EXTRACTED DATA Start Marker
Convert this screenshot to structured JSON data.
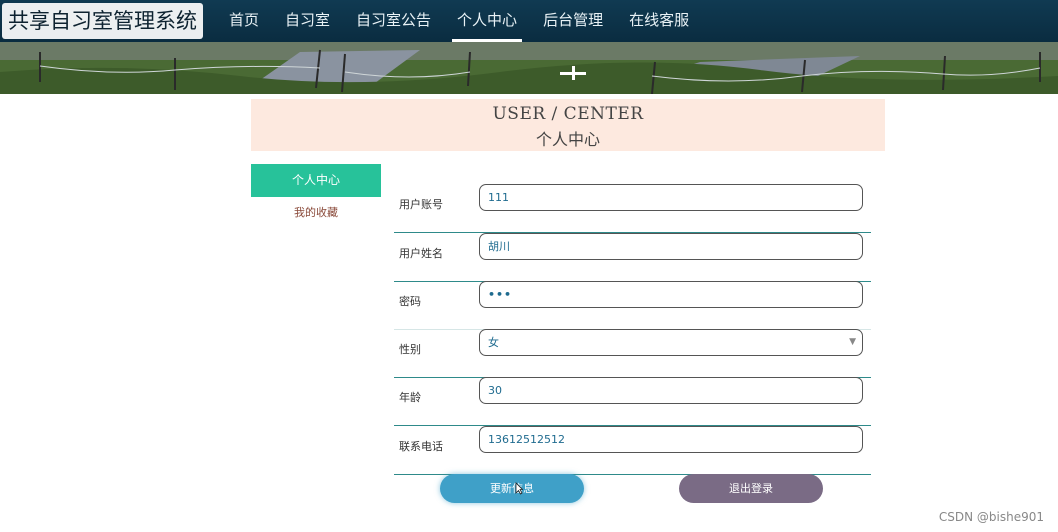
{
  "site": {
    "title": "共享自习室管理系统"
  },
  "nav": {
    "items": [
      {
        "label": "首页"
      },
      {
        "label": "自习室"
      },
      {
        "label": "自习室公告"
      },
      {
        "label": "个人中心",
        "active": true
      },
      {
        "label": "后台管理"
      },
      {
        "label": "在线客服"
      }
    ]
  },
  "header": {
    "en": "USER / CENTER",
    "cn": "个人中心"
  },
  "sidebar": {
    "items": [
      {
        "label": "个人中心",
        "active": true
      },
      {
        "label": "我的收藏"
      }
    ]
  },
  "form": {
    "fields": [
      {
        "label": "用户账号",
        "value": "111"
      },
      {
        "label": "用户姓名",
        "value": "胡川"
      },
      {
        "label": "密码",
        "value": "•••"
      },
      {
        "label": "性别",
        "value": "女"
      },
      {
        "label": "年龄",
        "value": "30"
      },
      {
        "label": "联系电话",
        "value": "13612512512"
      }
    ]
  },
  "buttons": {
    "update": "更新信息",
    "logout": "退出登录"
  },
  "watermark": "CSDN @bishe901",
  "colors": {
    "nav_bg": "#0a2c40",
    "accent": "#27c29a",
    "update_btn": "#3fa0c8",
    "logout_btn": "#7a6b85",
    "header_bg": "#fde9df"
  }
}
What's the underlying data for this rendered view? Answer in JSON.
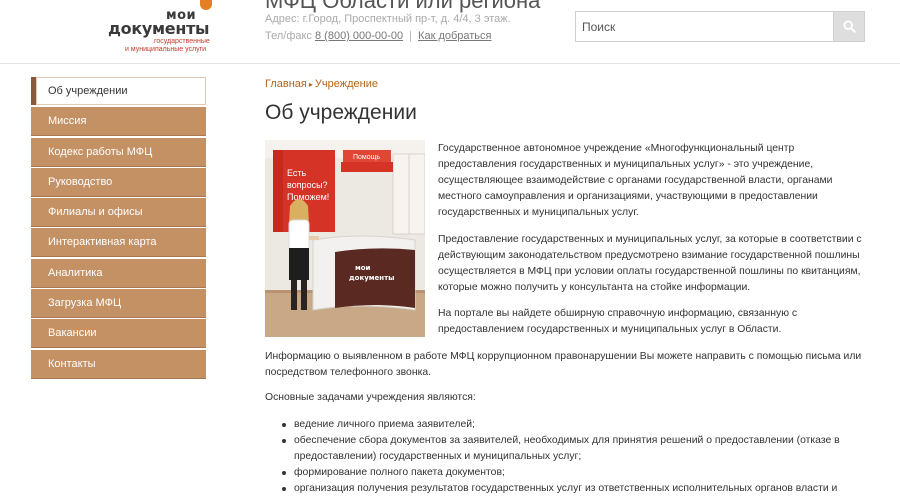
{
  "header": {
    "logo": {
      "line1": "мои",
      "line2": "документы",
      "sub1": "государственные",
      "sub2": "и муниципальные услуги"
    },
    "site_title": "МФЦ Области или региона",
    "address": "Адрес: г.Город, Проспектный пр-т, д. 4/4, 3 этаж.",
    "phone_label": "Тел/факс",
    "phone": "8 (800) 000-00-00",
    "separator": "|",
    "directions_link": "Как добраться",
    "search": {
      "placeholder": "Поиск",
      "button_icon": "search-icon"
    }
  },
  "sidebar": {
    "items": [
      {
        "label": "Об учреждении",
        "active": true
      },
      {
        "label": "Миссия"
      },
      {
        "label": "Кодекс работы МФЦ"
      },
      {
        "label": "Руководство"
      },
      {
        "label": "Филиалы и офисы"
      },
      {
        "label": "Интерактивная карта"
      },
      {
        "label": "Аналитика"
      },
      {
        "label": "Загрузка МФЦ"
      },
      {
        "label": "Вакансии"
      },
      {
        "label": "Контакты"
      }
    ]
  },
  "main": {
    "breadcrumb": {
      "home": "Главная",
      "current": "Учреждение",
      "separator": "▸"
    },
    "title": "Об учреждении",
    "photo": {
      "sign_text1": "Есть",
      "sign_text2": "вопросы?",
      "sign_text3": "Поможем!",
      "help_label": "Помощь",
      "desk_logo1": "мои",
      "desk_logo2": "документы"
    },
    "paragraphs": [
      "Государственное автономное учреждение «Многофункциональный центр предоставления государственных и муниципальных услуг» -  это учреждение, осуществляющее взаимодействие с органами государственной власти, органами местного самоуправления и организациями, участвующими в предоставлении государственных и муниципальных услуг.",
      "Предоставление государственных и муниципальных услуг, за которые в соответствии с действующим законодательством предусмотрено взимание государственной пошлины осуществляется в МФЦ при условии оплаты государственной пошлины по квитанциям, которые можно получить у консультанта на стойке информации.",
      "На портале вы найдете обширную справочную информацию, связанную с предоставлением государственных и муниципальных услуг в  Области.",
      "Информацию о выявленном в работе МФЦ коррупционном правонарушении Вы можете направить с помощью письма или посредством телефонного звонка.",
      "Основные задачами учреждения являются:"
    ],
    "tasks": [
      "ведение личного приема заявителей;",
      "обеспечение сбора документов за заявителей, необходимых для принятия решений о предоставлении (отказе в предоставлении) государственных и муниципальных услуг;",
      "формирование полного пакета документов;",
      "организация получения результатов государственных услуг из ответственных исполнительных органов власти и"
    ]
  },
  "colors": {
    "accent_brown": "#c49165",
    "link": "#b5651d",
    "logo_orange": "#e67e22"
  }
}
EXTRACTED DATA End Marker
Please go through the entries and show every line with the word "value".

* _ANSWER FOR THE TASK_:
        "value": "111"
        "value": "胡川"
        "value": "•••"
        "value": "女"
        "value": "30"
        "value": "13612512512"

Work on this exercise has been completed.